Gardeners interested in starting plants from seeds will notice the incredible variety of choices not found in transplants. Whether purchased online from specialty nurseries, catalogs, or at local garden centers, seed packets offer heirloom plants, rare and unusual cultivars, and tempting varieties of veggies even the diehard nonvegetarian will enjoy. Save the packets and follow the planting, thinning, and growing instructions specific to each type of plant. Heirloom plants are often tastier, hardier, and more resistant to weather, insects, and diseases than the cultivated hybrids.
As the seeds germinate into seedlings, and small transplants become larger, the real work begins. Weeds must be kept out of the garden since they compete, often favorably, with your crops. Learn to recognize a weed from a prized veggie seedling and hand pull early in the season. A few inches of mulch distributed throughout the garden helps keep the weeds out, even moisture in the soil, and the garden tidy.
Vegetables and herbs appreciate constant, even moisture, applied in their root zones, where it’s needed, not on their foliage, where it’s wasted. Children can be excellent irrigation managers when shown how to hold a gentle stream of water close to the ground so the roots can be satisfied. “Even moisture” can be a tricky concept in all forms of gardening. The goal is to maintain moisture in the soil rather than drying it out to the cracking point and then flooding it with too much water. Tomatoes are especially sensitive to extreme variations in soil moisture. To keep the garden organic and sustainable, supplemental fertilizer should not be necessary, as long as the soil is fertile and full of good rich compost.

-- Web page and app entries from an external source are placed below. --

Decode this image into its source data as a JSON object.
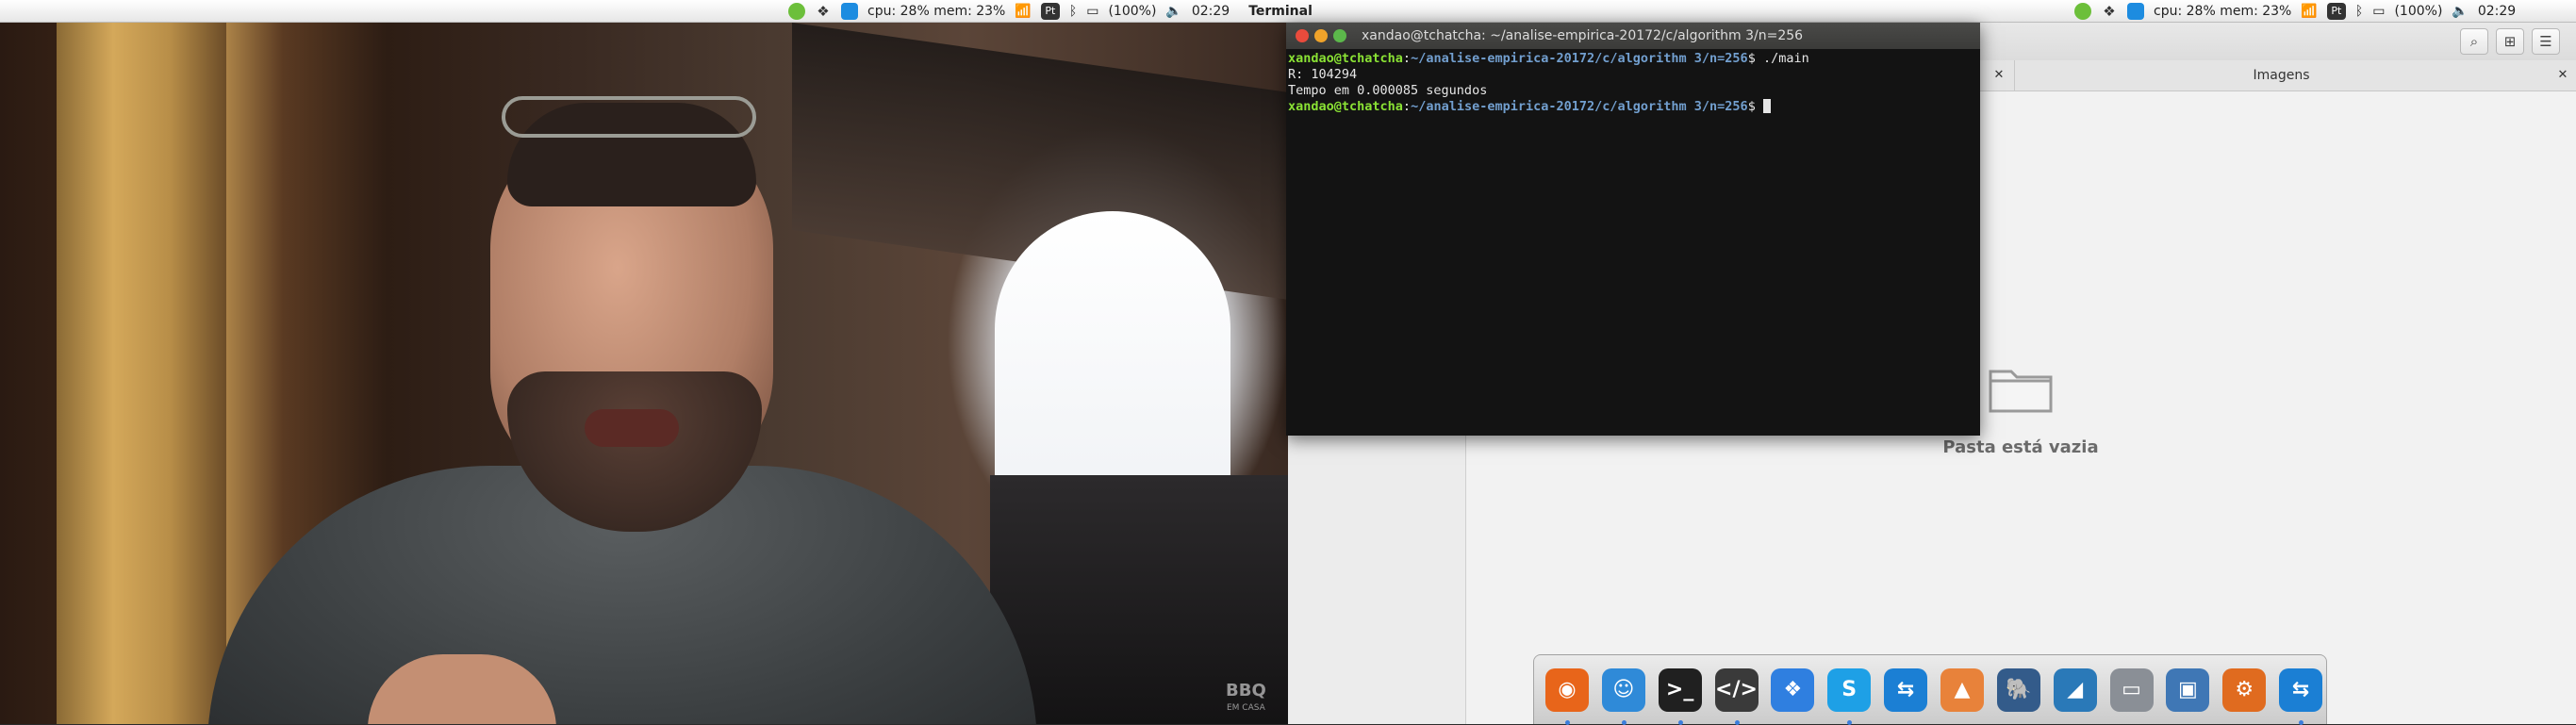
{
  "menubar": {
    "left_group": {
      "cpu_mem": "cpu: 28% mem: 23%",
      "keyboard": "Pt",
      "battery": "(100%)",
      "time": "02:29",
      "active_app": "Terminal"
    },
    "right_group": {
      "cpu_mem": "cpu: 28% mem: 23%",
      "keyboard": "Pt",
      "battery": "(100%)",
      "time": "02:29"
    }
  },
  "video": {
    "logo_main": "BBQ",
    "logo_sub": "EM CASA"
  },
  "file_manager": {
    "tabs": [
      {
        "label": ""
      },
      {
        "label": "Imagens"
      }
    ],
    "empty_message": "Pasta está vazia"
  },
  "terminal": {
    "title": "xandao@tchatcha: ~/analise-empirica-20172/c/algorithm 3/n=256",
    "lines": [
      {
        "user": "xandao@tchatcha",
        "path": "~/analise-empirica-20172/c/algorithm 3/n=256",
        "command": "./main"
      },
      {
        "output": "R: 104294"
      },
      {
        "output": "Tempo em 0.000085 segundos"
      },
      {
        "user": "xandao@tchatcha",
        "path": "~/analise-empirica-20172/c/algorithm 3/n=256",
        "command": ""
      }
    ]
  },
  "dock": {
    "items": [
      {
        "name": "firefox-icon",
        "color": "#e8651a",
        "glyph": "◉",
        "running": true
      },
      {
        "name": "finder-icon",
        "color": "#2f8ad8",
        "glyph": "☺",
        "running": true
      },
      {
        "name": "terminal-icon",
        "color": "#202020",
        "glyph": ">_",
        "running": true
      },
      {
        "name": "code-editor-icon",
        "color": "#3a3a3a",
        "glyph": "</>",
        "running": true
      },
      {
        "name": "dropbox-icon",
        "color": "#2f7fe0",
        "glyph": "❖",
        "running": false
      },
      {
        "name": "skype-icon",
        "color": "#1ea0e6",
        "glyph": "S",
        "running": true
      },
      {
        "name": "teamviewer-icon",
        "color": "#1b7fd4",
        "glyph": "⇆",
        "running": false
      },
      {
        "name": "matlab-icon",
        "color": "#e8823a",
        "glyph": "▲",
        "running": false
      },
      {
        "name": "postgresql-icon",
        "color": "#335b8a",
        "glyph": "🐘",
        "running": false
      },
      {
        "name": "mysql-workbench-icon",
        "color": "#2a79b8",
        "glyph": "◢",
        "running": false
      },
      {
        "name": "scanner-icon",
        "color": "#8a8f96",
        "glyph": "▭",
        "running": false
      },
      {
        "name": "virtualbox-icon",
        "color": "#3f77b5",
        "glyph": "▣",
        "running": false
      },
      {
        "name": "network-app-icon",
        "color": "#e06b1f",
        "glyph": "⚙",
        "running": false
      },
      {
        "name": "teamviewer2-icon",
        "color": "#1b7fd4",
        "glyph": "⇆",
        "running": true
      }
    ]
  }
}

By rotating in summer crops once the spring crops are done (often by June 1), the garden will continue to provide food, interest, and great enjoyment to all. For any questions on gardening techniques, identifying cultural or insect problems, locating seeds, etc., call or visit the Chicago Botanic Garden’s Plant Information Service.